[Website and app data records]
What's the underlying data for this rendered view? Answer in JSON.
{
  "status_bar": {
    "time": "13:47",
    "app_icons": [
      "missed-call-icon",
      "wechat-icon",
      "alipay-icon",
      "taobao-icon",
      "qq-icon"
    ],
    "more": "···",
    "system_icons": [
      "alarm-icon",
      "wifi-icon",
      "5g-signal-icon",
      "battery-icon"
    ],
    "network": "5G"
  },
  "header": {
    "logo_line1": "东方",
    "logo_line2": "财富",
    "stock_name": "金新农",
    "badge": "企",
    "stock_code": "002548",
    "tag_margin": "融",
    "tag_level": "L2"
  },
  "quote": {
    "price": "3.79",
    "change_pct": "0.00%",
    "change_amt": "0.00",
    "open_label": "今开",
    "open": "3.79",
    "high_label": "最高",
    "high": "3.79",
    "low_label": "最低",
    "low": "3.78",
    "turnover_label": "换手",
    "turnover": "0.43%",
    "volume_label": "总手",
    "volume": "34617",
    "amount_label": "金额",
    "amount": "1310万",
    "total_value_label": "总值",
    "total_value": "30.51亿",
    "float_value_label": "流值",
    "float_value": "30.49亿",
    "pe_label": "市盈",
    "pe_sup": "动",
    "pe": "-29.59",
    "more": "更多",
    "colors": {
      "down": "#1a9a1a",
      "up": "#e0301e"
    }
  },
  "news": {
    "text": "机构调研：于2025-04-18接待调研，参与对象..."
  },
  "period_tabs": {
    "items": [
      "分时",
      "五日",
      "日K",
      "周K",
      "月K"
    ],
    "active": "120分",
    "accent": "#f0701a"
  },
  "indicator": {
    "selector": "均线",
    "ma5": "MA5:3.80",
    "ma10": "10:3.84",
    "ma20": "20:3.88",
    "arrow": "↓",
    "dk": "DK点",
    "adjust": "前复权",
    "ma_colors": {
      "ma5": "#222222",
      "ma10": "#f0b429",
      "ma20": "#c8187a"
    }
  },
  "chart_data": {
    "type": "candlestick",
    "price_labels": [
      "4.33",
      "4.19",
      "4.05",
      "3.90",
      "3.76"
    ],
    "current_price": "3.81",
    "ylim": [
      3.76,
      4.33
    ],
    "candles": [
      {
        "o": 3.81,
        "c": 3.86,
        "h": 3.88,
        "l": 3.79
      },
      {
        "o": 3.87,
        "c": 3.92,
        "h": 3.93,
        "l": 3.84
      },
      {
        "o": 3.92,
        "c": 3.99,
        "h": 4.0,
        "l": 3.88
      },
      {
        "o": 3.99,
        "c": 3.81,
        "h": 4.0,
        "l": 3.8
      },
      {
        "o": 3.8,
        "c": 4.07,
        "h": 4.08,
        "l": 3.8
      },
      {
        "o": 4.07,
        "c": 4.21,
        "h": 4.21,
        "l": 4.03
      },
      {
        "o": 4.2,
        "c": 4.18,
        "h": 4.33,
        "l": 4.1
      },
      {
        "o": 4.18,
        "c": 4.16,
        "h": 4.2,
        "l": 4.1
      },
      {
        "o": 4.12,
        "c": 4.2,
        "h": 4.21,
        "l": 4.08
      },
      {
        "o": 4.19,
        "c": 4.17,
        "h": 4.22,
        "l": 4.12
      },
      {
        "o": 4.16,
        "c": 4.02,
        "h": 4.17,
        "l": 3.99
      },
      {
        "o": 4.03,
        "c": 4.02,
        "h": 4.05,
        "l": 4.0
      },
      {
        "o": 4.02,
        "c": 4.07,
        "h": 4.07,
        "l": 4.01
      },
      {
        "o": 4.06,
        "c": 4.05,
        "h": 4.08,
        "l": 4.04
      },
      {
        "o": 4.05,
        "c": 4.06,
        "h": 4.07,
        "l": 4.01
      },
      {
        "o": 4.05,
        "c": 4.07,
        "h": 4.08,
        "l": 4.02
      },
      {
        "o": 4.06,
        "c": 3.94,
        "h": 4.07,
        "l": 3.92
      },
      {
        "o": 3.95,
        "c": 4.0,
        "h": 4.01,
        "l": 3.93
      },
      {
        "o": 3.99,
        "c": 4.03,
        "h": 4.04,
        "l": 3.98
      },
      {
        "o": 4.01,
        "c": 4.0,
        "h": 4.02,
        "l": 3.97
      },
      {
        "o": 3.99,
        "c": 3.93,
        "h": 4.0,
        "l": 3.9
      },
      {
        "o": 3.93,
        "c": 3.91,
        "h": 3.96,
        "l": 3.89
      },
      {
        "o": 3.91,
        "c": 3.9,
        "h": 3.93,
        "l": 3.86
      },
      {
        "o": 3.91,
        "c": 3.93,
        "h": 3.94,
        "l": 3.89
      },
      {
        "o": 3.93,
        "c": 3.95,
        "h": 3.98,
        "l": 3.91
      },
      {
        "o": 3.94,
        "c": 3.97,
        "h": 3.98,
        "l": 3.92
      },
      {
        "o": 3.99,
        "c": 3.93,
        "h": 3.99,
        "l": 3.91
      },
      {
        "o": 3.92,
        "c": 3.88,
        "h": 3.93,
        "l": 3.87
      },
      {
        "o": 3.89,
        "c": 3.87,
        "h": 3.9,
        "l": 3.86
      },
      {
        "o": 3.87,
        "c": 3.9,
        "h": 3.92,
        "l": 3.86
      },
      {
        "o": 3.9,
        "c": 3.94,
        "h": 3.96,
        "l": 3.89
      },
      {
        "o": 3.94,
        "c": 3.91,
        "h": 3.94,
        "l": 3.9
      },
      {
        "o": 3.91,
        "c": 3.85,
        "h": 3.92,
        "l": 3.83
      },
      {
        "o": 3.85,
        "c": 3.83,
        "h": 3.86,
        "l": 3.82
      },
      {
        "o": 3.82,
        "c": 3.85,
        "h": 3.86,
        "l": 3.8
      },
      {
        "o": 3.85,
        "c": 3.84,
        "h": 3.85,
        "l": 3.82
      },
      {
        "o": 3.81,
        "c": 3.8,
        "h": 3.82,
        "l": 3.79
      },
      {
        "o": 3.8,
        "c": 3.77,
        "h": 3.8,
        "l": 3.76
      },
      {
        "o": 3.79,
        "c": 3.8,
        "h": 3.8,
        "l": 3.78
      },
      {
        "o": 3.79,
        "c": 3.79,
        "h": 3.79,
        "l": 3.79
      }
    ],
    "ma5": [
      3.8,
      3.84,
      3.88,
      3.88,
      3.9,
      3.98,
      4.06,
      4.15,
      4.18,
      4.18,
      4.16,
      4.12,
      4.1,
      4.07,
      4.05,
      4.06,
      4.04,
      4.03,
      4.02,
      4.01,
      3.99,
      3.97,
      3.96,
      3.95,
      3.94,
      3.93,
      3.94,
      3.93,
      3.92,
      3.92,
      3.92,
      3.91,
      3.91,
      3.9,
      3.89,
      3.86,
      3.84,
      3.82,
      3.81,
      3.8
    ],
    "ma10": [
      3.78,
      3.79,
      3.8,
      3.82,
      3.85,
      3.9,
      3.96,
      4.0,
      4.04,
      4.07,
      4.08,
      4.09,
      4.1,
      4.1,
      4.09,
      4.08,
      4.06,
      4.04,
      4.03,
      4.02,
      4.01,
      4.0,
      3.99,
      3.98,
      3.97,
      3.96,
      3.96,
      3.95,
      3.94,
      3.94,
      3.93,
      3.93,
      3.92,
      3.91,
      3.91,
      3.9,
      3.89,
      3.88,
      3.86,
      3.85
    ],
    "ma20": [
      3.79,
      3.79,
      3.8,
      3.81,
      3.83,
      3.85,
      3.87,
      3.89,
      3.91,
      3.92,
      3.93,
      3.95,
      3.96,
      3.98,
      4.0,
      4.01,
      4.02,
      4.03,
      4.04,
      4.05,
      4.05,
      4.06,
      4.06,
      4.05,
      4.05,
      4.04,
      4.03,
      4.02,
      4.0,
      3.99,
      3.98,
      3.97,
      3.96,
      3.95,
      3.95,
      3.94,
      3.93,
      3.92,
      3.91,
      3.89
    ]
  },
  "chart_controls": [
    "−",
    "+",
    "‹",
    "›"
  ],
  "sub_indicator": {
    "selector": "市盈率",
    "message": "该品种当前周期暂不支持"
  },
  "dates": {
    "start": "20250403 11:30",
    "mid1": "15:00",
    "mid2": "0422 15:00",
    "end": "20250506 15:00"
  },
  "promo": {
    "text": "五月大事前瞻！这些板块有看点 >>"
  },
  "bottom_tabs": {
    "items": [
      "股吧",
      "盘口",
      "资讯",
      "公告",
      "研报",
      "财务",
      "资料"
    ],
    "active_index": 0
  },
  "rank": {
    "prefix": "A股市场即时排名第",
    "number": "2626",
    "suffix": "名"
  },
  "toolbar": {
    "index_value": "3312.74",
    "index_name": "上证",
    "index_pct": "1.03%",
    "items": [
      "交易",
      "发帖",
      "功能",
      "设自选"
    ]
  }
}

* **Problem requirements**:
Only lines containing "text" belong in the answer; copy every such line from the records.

* **Answer area**:
    "text": "机构调研：于2025-04-18接待调研，参与对象..."
    "text": "五月大事前瞻！这些板块有看点 >>"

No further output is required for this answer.